**Entries supplied:**
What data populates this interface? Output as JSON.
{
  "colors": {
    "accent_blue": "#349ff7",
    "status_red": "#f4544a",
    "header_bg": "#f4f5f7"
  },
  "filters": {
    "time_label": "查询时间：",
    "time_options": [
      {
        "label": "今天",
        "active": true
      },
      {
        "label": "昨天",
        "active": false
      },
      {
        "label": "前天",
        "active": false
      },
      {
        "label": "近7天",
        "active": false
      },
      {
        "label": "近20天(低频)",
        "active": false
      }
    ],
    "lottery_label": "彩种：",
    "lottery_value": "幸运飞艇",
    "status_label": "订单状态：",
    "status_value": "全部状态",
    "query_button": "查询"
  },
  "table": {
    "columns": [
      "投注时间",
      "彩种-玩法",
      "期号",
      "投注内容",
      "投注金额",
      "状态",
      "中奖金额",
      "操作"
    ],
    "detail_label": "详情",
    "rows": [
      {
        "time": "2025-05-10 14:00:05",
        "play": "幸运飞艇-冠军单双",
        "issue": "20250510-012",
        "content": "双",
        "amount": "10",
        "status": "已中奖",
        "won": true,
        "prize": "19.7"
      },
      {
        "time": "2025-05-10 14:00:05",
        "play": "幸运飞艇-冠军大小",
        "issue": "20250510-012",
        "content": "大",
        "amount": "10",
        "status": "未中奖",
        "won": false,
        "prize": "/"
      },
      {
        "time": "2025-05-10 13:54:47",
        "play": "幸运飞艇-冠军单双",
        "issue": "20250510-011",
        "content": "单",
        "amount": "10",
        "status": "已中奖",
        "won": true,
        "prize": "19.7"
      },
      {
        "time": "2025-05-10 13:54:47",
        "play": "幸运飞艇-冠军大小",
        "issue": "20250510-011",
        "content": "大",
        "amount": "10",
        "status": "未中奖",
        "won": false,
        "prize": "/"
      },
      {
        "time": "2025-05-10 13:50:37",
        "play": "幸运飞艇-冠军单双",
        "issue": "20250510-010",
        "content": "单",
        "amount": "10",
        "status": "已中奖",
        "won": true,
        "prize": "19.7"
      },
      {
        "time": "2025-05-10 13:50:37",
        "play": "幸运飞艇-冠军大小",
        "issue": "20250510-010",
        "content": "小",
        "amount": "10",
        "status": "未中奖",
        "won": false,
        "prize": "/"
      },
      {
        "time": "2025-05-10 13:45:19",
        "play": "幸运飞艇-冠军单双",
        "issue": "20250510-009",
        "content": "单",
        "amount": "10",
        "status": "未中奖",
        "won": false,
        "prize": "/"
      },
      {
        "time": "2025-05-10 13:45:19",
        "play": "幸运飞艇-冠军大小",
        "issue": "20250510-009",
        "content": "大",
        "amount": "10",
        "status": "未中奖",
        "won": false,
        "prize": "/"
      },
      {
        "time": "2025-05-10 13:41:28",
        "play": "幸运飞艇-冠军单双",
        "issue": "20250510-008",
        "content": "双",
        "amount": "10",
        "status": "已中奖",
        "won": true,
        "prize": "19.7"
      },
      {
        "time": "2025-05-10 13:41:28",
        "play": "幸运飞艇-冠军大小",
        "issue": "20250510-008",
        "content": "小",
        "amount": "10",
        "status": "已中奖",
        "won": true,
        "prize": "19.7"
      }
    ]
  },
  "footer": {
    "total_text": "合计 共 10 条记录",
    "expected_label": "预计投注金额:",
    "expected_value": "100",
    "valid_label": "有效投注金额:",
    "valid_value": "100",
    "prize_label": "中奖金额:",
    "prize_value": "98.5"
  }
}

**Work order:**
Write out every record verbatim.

**Completed exercise:**
What data populates this interface? Output as JSON.
{
  "colors": {
    "accent_blue": "#349ff7",
    "status_red": "#f4544a",
    "header_bg": "#f4f5f7"
  },
  "filters": {
    "time_label": "查询时间：",
    "time_options": [
      {
        "label": "今天",
        "active": true
      },
      {
        "label": "昨天",
        "active": false
      },
      {
        "label": "前天",
        "active": false
      },
      {
        "label": "近7天",
        "active": false
      },
      {
        "label": "近20天(低频)",
        "active": false
      }
    ],
    "lottery_label": "彩种：",
    "lottery_value": "幸运飞艇",
    "status_label": "订单状态：",
    "status_value": "全部状态",
    "query_button": "查询"
  },
  "table": {
    "columns": [
      "投注时间",
      "彩种-玩法",
      "期号",
      "投注内容",
      "投注金额",
      "状态",
      "中奖金额",
      "操作"
    ],
    "detail_label": "详情",
    "rows": [
      {
        "time": "2025-05-10 14:00:05",
        "play": "幸运飞艇-冠军单双",
        "issue": "20250510-012",
        "content": "双",
        "amount": "10",
        "status": "已中奖",
        "won": true,
        "prize": "19.7"
      },
      {
        "time": "2025-05-10 14:00:05",
        "play": "幸运飞艇-冠军大小",
        "issue": "20250510-012",
        "content": "大",
        "amount": "10",
        "status": "未中奖",
        "won": false,
        "prize": "/"
      },
      {
        "time": "2025-05-10 13:54:47",
        "play": "幸运飞艇-冠军单双",
        "issue": "20250510-011",
        "content": "单",
        "amount": "10",
        "status": "已中奖",
        "won": true,
        "prize": "19.7"
      },
      {
        "time": "2025-05-10 13:54:47",
        "play": "幸运飞艇-冠军大小",
        "issue": "20250510-011",
        "content": "大",
        "amount": "10",
        "status": "未中奖",
        "won": false,
        "prize": "/"
      },
      {
        "time": "2025-05-10 13:50:37",
        "play": "幸运飞艇-冠军单双",
        "issue": "20250510-010",
        "content": "单",
        "amount": "10",
        "status": "已中奖",
        "won": true,
        "prize": "19.7"
      },
      {
        "time": "2025-05-10 13:50:37",
        "play": "幸运飞艇-冠军大小",
        "issue": "20250510-010",
        "content": "小",
        "amount": "10",
        "status": "未中奖",
        "won": false,
        "prize": "/"
      },
      {
        "time": "2025-05-10 13:45:19",
        "play": "幸运飞艇-冠军单双",
        "issue": "20250510-009",
        "content": "单",
        "amount": "10",
        "status": "未中奖",
        "won": false,
        "prize": "/"
      },
      {
        "time": "2025-05-10 13:45:19",
        "play": "幸运飞艇-冠军大小",
        "issue": "20250510-009",
        "content": "大",
        "amount": "10",
        "status": "未中奖",
        "won": false,
        "prize": "/"
      },
      {
        "time": "2025-05-10 13:41:28",
        "play": "幸运飞艇-冠军单双",
        "issue": "20250510-008",
        "content": "双",
        "amount": "10",
        "status": "已中奖",
        "won": true,
        "prize": "19.7"
      },
      {
        "time": "2025-05-10 13:41:28",
        "play": "幸运飞艇-冠军大小",
        "issue": "20250510-008",
        "content": "小",
        "amount": "10",
        "status": "已中奖",
        "won": true,
        "prize": "19.7"
      }
    ]
  },
  "footer": {
    "total_text": "合计 共 10 条记录",
    "expected_label": "预计投注金额:",
    "expected_value": "100",
    "valid_label": "有效投注金额:",
    "valid_value": "100",
    "prize_label": "中奖金额:",
    "prize_value": "98.5"
  }
}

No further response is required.